┌────────
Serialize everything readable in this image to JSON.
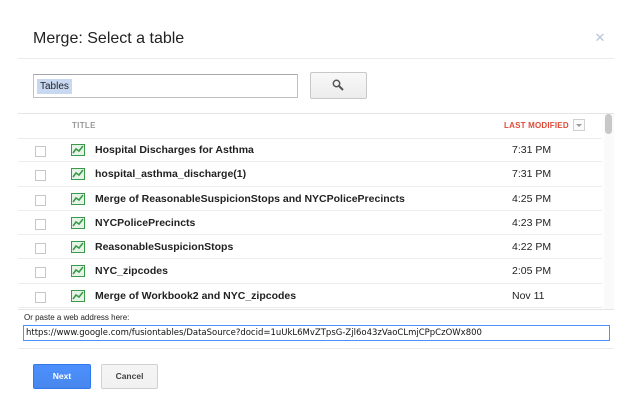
{
  "dialog": {
    "title": "Merge: Select a table",
    "close_icon": "close-icon"
  },
  "search": {
    "chip_label": "Tables",
    "button_icon": "search-icon"
  },
  "table": {
    "columns": {
      "title": "TITLE",
      "modified": "LAST MODIFIED"
    },
    "sort_icon": "chevron-down-icon",
    "rows": [
      {
        "name": "Hospital Discharges for Asthma",
        "modified": "7:31 PM"
      },
      {
        "name": "hospital_asthma_discharge(1)",
        "modified": "7:31 PM"
      },
      {
        "name": "Merge of ReasonableSuspicionStops and NYCPolicePrecincts",
        "modified": "4:25 PM"
      },
      {
        "name": "NYCPolicePrecincts",
        "modified": "4:23 PM"
      },
      {
        "name": "ReasonableSuspicionStops",
        "modified": "4:22 PM"
      },
      {
        "name": "NYC_zipcodes",
        "modified": "2:05 PM"
      },
      {
        "name": "Merge of Workbook2 and NYC_zipcodes",
        "modified": "Nov 11"
      }
    ],
    "row_icon": "fusion-table-icon",
    "icon_color": "#3a9a4a"
  },
  "paste": {
    "label": "Or paste a web address here:",
    "value": "https://www.google.com/fusiontables/DataSource?docid=1uUkL6MvZTpsG-Zjl6o43zVaoCLmjCPpCzOWx800"
  },
  "buttons": {
    "next": "Next",
    "cancel": "Cancel"
  },
  "colors": {
    "primary": "#4d90fe",
    "accent": "#dd4b39"
  }
}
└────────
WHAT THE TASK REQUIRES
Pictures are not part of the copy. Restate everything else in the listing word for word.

OUTPUT OF THE EXERCISE
Serialize everything readable in this image to JSON.
{
  "dialog": {
    "title": "Merge: Select a table",
    "close_icon": "close-icon"
  },
  "search": {
    "chip_label": "Tables",
    "button_icon": "search-icon"
  },
  "table": {
    "columns": {
      "title": "TITLE",
      "modified": "LAST MODIFIED"
    },
    "sort_icon": "chevron-down-icon",
    "rows": [
      {
        "name": "Hospital Discharges for Asthma",
        "modified": "7:31 PM"
      },
      {
        "name": "hospital_asthma_discharge(1)",
        "modified": "7:31 PM"
      },
      {
        "name": "Merge of ReasonableSuspicionStops and NYCPolicePrecincts",
        "modified": "4:25 PM"
      },
      {
        "name": "NYCPolicePrecincts",
        "modified": "4:23 PM"
      },
      {
        "name": "ReasonableSuspicionStops",
        "modified": "4:22 PM"
      },
      {
        "name": "NYC_zipcodes",
        "modified": "2:05 PM"
      },
      {
        "name": "Merge of Workbook2 and NYC_zipcodes",
        "modified": "Nov 11"
      }
    ],
    "row_icon": "fusion-table-icon",
    "icon_color": "#3a9a4a"
  },
  "paste": {
    "label": "Or paste a web address here:",
    "value": "https://www.google.com/fusiontables/DataSource?docid=1uUkL6MvZTpsG-Zjl6o43zVaoCLmjCPpCzOWx800"
  },
  "buttons": {
    "next": "Next",
    "cancel": "Cancel"
  },
  "colors": {
    "primary": "#4d90fe",
    "accent": "#dd4b39"
  }
}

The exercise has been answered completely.